TYPE: Two-seat jet sportplane.
PROGRAMME: Original prototype first flew 25 March 1942; entered operational service June 1944; flying terminated May 1945, except for limited number assigned to Allied technical evaluation or flown by Czechoslovak Air Force. Total of 1,443 built by Messerschmitt.
Classic programme based on reverse-engineering of WkNr 110639, former US Me 262B-1a evaluation aircraft, refurbished by Classic from 1993 onwards and redelivered to US Navy at Willow Grove, Pennsylvania, on 8 September 2000. Completion of first new-build aircraft rescheduled to 2002, due to company restructuring. First taxi testing undertaken 25 June 2002, following engine tests conducted from February 2002. Maiden flight (following earlier short 'hops') (N262AZ) 20 December 2002, but damaged in landing accident on 18 January 2003; repairs undertaken during 2003 and almost ready for flight in January 2004.
CURRENT VERSIONS: Me 262A-1c: Single-seat version; one (501245/'white 3') under construction by Classic; 55 per cent complete in mid-2001, but suspended, pending customer interest.
Me 262B-1c: Two-seat trainer; two (501241/N262AZ/'White 1' and 501243/'White') under construction; first airframe for private owner in US; second 55 per cent complete, but suspended.
'Me 262A/B-1c': Further two aircraft (501242/'White 8' and 501244/N262MS/'Red 13', or 'Tango Tango'; can be converted to either of above variants; second machine earmarked for private owner in Germany and underwent wing/fuselage mating in January 2004; will be second aircraft to fly.
Current production aircraft assigned 'c' type suffix by Messerschmitt Foundation to indicate employment of CJ610 engine; maker's serial numbers follow on from German 1945 production.
Descriptions of Me 262 appear in various historical references.

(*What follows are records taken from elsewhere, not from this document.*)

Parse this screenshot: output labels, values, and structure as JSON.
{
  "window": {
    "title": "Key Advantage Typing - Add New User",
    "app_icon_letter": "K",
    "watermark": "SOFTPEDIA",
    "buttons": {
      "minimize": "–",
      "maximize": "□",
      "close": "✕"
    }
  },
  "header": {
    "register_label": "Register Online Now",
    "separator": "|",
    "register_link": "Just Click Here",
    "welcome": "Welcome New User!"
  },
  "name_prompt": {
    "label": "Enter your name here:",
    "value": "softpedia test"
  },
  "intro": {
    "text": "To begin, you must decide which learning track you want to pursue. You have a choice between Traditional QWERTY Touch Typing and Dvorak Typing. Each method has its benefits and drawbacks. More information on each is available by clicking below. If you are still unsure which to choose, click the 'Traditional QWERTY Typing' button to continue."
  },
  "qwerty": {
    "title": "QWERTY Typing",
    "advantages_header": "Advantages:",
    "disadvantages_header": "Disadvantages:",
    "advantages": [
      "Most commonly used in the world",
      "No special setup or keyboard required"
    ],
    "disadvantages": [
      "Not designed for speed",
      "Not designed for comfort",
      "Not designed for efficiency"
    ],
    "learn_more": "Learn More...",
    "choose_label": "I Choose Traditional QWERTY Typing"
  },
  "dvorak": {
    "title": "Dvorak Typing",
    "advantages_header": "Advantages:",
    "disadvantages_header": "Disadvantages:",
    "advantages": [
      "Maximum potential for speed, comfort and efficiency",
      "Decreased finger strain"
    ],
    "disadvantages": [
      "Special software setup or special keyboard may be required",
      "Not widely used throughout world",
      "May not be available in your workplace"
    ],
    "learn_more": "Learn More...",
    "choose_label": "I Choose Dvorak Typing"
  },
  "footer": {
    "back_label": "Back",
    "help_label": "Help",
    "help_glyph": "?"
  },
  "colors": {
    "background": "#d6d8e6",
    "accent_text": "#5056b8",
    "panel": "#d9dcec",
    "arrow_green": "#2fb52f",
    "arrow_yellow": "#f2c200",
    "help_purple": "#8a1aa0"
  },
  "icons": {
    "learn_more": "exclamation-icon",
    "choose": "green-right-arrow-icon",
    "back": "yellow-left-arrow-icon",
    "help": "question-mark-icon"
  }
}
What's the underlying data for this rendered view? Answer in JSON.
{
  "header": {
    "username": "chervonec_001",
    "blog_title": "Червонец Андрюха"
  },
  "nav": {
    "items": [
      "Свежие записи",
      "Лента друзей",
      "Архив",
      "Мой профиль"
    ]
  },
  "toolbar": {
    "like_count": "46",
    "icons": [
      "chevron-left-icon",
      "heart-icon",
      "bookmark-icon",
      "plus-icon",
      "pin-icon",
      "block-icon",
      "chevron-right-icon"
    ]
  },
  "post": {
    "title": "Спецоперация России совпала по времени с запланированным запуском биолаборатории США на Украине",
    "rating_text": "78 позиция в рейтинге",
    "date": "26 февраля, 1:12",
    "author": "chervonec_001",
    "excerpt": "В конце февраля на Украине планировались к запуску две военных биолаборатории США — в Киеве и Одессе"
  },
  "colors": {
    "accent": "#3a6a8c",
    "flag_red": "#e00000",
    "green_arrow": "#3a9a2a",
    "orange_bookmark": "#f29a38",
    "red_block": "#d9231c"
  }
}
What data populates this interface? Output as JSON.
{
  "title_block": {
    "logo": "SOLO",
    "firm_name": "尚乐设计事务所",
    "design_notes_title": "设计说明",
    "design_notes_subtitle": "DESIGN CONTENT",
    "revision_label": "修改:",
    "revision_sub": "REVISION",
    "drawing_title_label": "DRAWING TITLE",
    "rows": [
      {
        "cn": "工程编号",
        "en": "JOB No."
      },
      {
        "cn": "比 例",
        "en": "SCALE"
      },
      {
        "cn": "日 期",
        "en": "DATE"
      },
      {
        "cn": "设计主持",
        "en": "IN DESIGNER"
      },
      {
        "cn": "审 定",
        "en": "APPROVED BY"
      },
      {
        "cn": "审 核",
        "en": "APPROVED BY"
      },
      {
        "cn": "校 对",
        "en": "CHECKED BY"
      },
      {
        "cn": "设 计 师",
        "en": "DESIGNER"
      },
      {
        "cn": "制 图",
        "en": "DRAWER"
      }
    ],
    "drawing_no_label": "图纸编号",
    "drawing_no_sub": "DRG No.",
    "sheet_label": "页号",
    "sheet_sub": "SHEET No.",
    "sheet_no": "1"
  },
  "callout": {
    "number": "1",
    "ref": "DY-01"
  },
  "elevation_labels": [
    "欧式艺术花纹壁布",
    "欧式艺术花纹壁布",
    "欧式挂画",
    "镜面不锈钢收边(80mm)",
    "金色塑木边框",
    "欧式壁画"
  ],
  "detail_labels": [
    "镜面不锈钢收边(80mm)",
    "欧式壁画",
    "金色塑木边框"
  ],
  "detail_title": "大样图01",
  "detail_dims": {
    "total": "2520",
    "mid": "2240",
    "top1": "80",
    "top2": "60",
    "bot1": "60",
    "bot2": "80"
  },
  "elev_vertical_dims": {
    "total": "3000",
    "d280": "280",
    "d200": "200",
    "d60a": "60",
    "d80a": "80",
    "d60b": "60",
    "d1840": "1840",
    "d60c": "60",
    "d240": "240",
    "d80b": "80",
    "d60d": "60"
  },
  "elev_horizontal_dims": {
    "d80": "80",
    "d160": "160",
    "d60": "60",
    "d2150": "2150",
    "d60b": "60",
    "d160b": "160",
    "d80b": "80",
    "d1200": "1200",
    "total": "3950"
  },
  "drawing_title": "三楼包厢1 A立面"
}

Differences from original are noted below.
COSTS: Around US$2 million for flying example and US$1.1 million for static display example, excluding engines and avionics.
DESIGN FEATURES: Modifications minimal, except where required to enhance safety. Replacement of Jumo 004 engine involves smaller, lighter and more powerful CJ610 being located in rear of original-sized nacelles; interior air duct and false Jumo engine exterior shape below access panels restore weight to original for aerodynamic and balance purposes. Landing gear mountings strengthened to obviate original weakness; modern disc brakes within mainwheel hubs; nosewheel brake deleted.
POWER PLANT: Two 12.7 kN (2,850 lb st) General Electric CJ610 turbojets; soft throttle stop at 8.0 kN (1,800 lb st) to emulate Jumo engine max output; full estimated installed thrust rating of up to 11.1 kN (2,500 lb st) employed for initiating (only) take-off roll and may be re-engaged above 226 kt (418 km/h; 260 mph) asymmetric safety speed.
Never-exceed speed (VNE) 434 kt (804 km/h; 500 mph)*
Max level speed (estimated) 539 kt (998 km/h; 620 mph)
Range with max fuel more than 869 n miles (1,609 km; 1,000 miles)
* voluntary limitation